Alternative forms[edit]

Etymology[edit]

From Middle English dosse per, from Old French doze pers, douze pers (twelve peers). Fell out of use in the 17th century, but revived in the 19th.

Pronunciation[edit]

Noun[edit]

douzeper (plural douzepers) (rare)

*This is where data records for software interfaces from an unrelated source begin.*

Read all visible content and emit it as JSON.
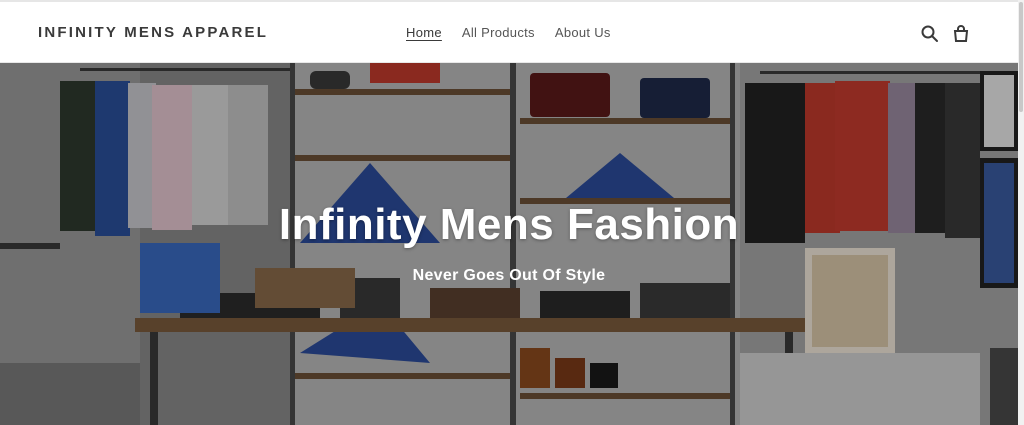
{
  "header": {
    "logo": "INFINITY MENS APPAREL",
    "nav": [
      {
        "label": "Home",
        "active": true
      },
      {
        "label": "All Products",
        "active": false
      },
      {
        "label": "About Us",
        "active": false
      }
    ],
    "icons": [
      "search-icon",
      "cart-icon"
    ]
  },
  "hero": {
    "title": "Infinity Mens Fashion",
    "subtitle": "Never Goes Out Of Style"
  },
  "colors": {
    "text": "#3a3a3a",
    "hero_text": "#ffffff",
    "accent_blue": "#2b4b9a",
    "accent_red": "#c0392b"
  }
}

  1. (historical) One of the "twelve peers" of Charlemagne, later associated with the twelve greatest peers of France (namely the archbishop of Rheims, the bishops of Laon, Langres, Beauvais, Chalons and Noyon, the dukes of Normandy, Burgundy and Aquitaine, and the counts of Toulouse, Flanders and Champagne).
    • 1590, Edmund Spenser, The Faerie Queene, III.10:
      Big looking, like a doughty Doucepere, / At last he thus; ‘Thou clod of vilest clay, / I pardon yield […]’.
    • 1967, J. Burke Seyers, A Manual of the Writings in Middle English, 1050-1500[1], page 95:
      Roland defiantly accepts the post of danger; the douzepers and other knights join him. Ganelon leads the van of the army as it starts again toward France. The Saracens prepare for battle.
    • 1980, D A Pearsall, The Floure and the Leafe and the Assembly of Ladies (notes)[2], page 149:
      The knights of the Round Table and the douzepers were closely associated by virtue of the juxtaposition of Arthur and Charlemagne in the Nine Worthies.
  2. Any individual considered to be like or in the model of Charlemagne's peers; someone considered as a great hero or paladin.
    • 1967, William Manchester, The Death Of A President[3], page 26:
      Down the Grand Staircase the military aides marched in a glittering rank behind the Commander in Chief, Ted on the right, God front and center, Taz on the left. Approaching the bottom, valor suddenly vanished; they fled like fugitives. It was time for photographs, and douzepers mustn't appear to be publicity hogs.
    • 2012, William Matthews, The Tragedy of Arthur[4], University of California Press, page 68:
      And to him are devoted a surprisingly large number of separate works which describe his life and career, his code of conduct as a ruler, or the adventures of his douzepers: three alliterative poems which survive only incompletely, Alexander (A), Alexander and Dindimus (B), and The Wars of Alexander (C); a long poem in couplets called Kyng Alisaundre []
    • 2017 February 7, Ellery Queen, The Finishing Stroke[5], page 121:
      In fact, come to think of it, you're also a douzeper.” “I'm a what?” Payn gasped. “ Douzeper,” Ellery assured him. “The douzepers were the twelve paladins of Charlemagne. Surely you can't have forgotten the most famous paladin of them all?